Problem statement
The output should be all entries, each matching the original exactly.

▼

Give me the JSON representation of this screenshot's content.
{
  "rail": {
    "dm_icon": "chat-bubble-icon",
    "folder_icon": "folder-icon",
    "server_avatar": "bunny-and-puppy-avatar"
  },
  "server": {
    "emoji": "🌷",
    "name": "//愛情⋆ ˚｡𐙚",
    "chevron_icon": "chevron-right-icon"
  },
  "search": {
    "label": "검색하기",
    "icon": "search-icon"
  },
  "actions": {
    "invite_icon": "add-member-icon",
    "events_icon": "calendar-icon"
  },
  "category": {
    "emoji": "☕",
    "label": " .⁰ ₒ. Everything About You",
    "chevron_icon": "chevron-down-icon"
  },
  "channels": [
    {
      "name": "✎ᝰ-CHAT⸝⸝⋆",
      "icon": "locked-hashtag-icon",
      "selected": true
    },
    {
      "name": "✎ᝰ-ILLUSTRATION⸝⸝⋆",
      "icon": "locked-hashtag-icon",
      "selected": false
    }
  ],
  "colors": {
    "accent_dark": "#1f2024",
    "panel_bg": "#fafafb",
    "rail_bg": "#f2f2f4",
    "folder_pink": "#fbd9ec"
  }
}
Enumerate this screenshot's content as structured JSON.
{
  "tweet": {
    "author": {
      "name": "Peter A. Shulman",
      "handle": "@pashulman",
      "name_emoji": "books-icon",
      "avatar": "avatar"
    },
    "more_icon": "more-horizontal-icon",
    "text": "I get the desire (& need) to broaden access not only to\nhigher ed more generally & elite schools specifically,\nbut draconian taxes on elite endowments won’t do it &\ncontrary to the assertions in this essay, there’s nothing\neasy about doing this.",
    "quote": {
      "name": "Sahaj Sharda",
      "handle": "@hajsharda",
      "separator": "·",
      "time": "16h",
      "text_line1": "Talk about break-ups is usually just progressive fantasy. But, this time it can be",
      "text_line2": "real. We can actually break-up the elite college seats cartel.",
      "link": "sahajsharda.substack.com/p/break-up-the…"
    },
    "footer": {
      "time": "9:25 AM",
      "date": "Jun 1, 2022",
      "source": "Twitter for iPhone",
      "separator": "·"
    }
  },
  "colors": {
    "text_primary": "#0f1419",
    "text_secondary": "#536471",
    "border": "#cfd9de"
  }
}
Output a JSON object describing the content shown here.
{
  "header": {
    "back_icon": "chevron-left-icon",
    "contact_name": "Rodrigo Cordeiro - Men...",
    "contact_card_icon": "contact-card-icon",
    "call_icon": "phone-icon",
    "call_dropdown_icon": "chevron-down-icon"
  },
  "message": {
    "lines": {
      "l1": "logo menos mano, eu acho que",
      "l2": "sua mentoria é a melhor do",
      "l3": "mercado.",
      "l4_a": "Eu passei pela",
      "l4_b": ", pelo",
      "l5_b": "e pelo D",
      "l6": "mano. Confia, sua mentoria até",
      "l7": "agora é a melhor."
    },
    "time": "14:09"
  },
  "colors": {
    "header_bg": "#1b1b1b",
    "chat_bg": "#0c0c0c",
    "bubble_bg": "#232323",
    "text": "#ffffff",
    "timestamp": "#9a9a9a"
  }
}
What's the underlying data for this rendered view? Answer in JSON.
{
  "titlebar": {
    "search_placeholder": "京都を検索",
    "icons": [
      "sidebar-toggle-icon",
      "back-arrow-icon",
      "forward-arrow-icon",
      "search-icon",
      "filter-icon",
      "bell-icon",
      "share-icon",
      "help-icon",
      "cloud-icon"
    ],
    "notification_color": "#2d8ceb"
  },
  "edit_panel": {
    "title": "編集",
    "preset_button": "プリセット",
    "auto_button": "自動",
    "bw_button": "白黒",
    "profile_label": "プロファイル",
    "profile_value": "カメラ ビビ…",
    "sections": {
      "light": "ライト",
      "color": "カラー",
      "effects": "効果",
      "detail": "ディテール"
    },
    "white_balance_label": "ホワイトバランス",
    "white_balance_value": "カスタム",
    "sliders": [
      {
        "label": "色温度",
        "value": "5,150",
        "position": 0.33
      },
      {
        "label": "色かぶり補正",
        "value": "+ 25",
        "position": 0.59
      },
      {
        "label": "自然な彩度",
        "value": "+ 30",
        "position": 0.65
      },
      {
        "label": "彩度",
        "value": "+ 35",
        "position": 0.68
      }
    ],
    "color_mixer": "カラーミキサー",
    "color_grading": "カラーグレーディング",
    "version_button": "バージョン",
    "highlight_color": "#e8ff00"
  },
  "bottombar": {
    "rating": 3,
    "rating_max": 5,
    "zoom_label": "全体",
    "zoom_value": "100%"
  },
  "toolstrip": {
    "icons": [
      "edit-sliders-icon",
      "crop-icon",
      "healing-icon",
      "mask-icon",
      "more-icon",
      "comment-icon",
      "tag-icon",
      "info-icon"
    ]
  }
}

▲

Response
Give me the JSON representation of this screenshot's content.
{
  "rail": {
    "dm_icon": "chat-bubble-icon",
    "folder_icon": "folder-icon",
    "server_avatar": "bunny-and-puppy-avatar"
  },
  "server": {
    "emoji": "🌷",
    "name": "//愛情⋆ ˚｡𐙚",
    "chevron_icon": "chevron-right-icon"
  },
  "search": {
    "label": "검색하기",
    "icon": "search-icon"
  },
  "actions": {
    "invite_icon": "add-member-icon",
    "events_icon": "calendar-icon"
  },
  "category": {
    "emoji": "☕",
    "label": " .⁰ ₒ. Everything About You",
    "chevron_icon": "chevron-down-icon"
  },
  "channels": [
    {
      "name": "✎ᝰ-CHAT⸝⸝⋆",
      "icon": "locked-hashtag-icon",
      "selected": true
    },
    {
      "name": "✎ᝰ-ILLUSTRATION⸝⸝⋆",
      "icon": "locked-hashtag-icon",
      "selected": false
    }
  ],
  "colors": {
    "accent_dark": "#1f2024",
    "panel_bg": "#fafafb",
    "rail_bg": "#f2f2f4",
    "folder_pink": "#fbd9ec"
  }
}
Enumerate this screenshot's content as structured JSON.
{
  "tweet": {
    "author": {
      "name": "Peter A. Shulman",
      "handle": "@pashulman",
      "name_emoji": "books-icon",
      "avatar": "avatar"
    },
    "more_icon": "more-horizontal-icon",
    "text": "I get the desire (& need) to broaden access not only to\nhigher ed more generally & elite schools specifically,\nbut draconian taxes on elite endowments won’t do it &\ncontrary to the assertions in this essay, there’s nothing\neasy about doing this.",
    "quote": {
      "name": "Sahaj Sharda",
      "handle": "@hajsharda",
      "separator": "·",
      "time": "16h",
      "text_line1": "Talk about break-ups is usually just progressive fantasy. But, this time it can be",
      "text_line2": "real. We can actually break-up the elite college seats cartel.",
      "link": "sahajsharda.substack.com/p/break-up-the…"
    },
    "footer": {
      "time": "9:25 AM",
      "date": "Jun 1, 2022",
      "source": "Twitter for iPhone",
      "separator": "·"
    }
  },
  "colors": {
    "text_primary": "#0f1419",
    "text_secondary": "#536471",
    "border": "#cfd9de"
  }
}
Output a JSON object describing the content shown here.
{
  "header": {
    "back_icon": "chevron-left-icon",
    "contact_name": "Rodrigo Cordeiro - Men...",
    "contact_card_icon": "contact-card-icon",
    "call_icon": "phone-icon",
    "call_dropdown_icon": "chevron-down-icon"
  },
  "message": {
    "lines": {
      "l1": "logo menos mano, eu acho que",
      "l2": "sua mentoria é a melhor do",
      "l3": "mercado.",
      "l4_a": "Eu passei pela",
      "l4_b": ", pelo",
      "l5_b": "e pelo D",
      "l6": "mano. Confia, sua mentoria até",
      "l7": "agora é a melhor."
    },
    "time": "14:09"
  },
  "colors": {
    "header_bg": "#1b1b1b",
    "chat_bg": "#0c0c0c",
    "bubble_bg": "#232323",
    "text": "#ffffff",
    "timestamp": "#9a9a9a"
  }
}
What's the underlying data for this rendered view? Answer in JSON.
{
  "titlebar": {
    "search_placeholder": "京都を検索",
    "icons": [
      "sidebar-toggle-icon",
      "back-arrow-icon",
      "forward-arrow-icon",
      "search-icon",
      "filter-icon",
      "bell-icon",
      "share-icon",
      "help-icon",
      "cloud-icon"
    ],
    "notification_color": "#2d8ceb"
  },
  "edit_panel": {
    "title": "編集",
    "preset_button": "プリセット",
    "auto_button": "自動",
    "bw_button": "白黒",
    "profile_label": "プロファイル",
    "profile_value": "カメラ ビビ…",
    "sections": {
      "light": "ライト",
      "color": "カラー",
      "effects": "効果",
      "detail": "ディテール"
    },
    "white_balance_label": "ホワイトバランス",
    "white_balance_value": "カスタム",
    "sliders": [
      {
        "label": "色温度",
        "value": "5,150",
        "position": 0.33
      },
      {
        "label": "色かぶり補正",
        "value": "+ 25",
        "position": 0.59
      },
      {
        "label": "自然な彩度",
        "value": "+ 30",
        "position": 0.65
      },
      {
        "label": "彩度",
        "value": "+ 35",
        "position": 0.68
      }
    ],
    "color_mixer": "カラーミキサー",
    "color_grading": "カラーグレーディング",
    "version_button": "バージョン",
    "highlight_color": "#e8ff00"
  },
  "bottombar": {
    "rating": 3,
    "rating_max": 5,
    "zoom_label": "全体",
    "zoom_value": "100%"
  },
  "toolstrip": {
    "icons": [
      "edit-sliders-icon",
      "crop-icon",
      "healing-icon",
      "mask-icon",
      "more-icon",
      "comment-icon",
      "tag-icon",
      "info-icon"
    ]
  }
}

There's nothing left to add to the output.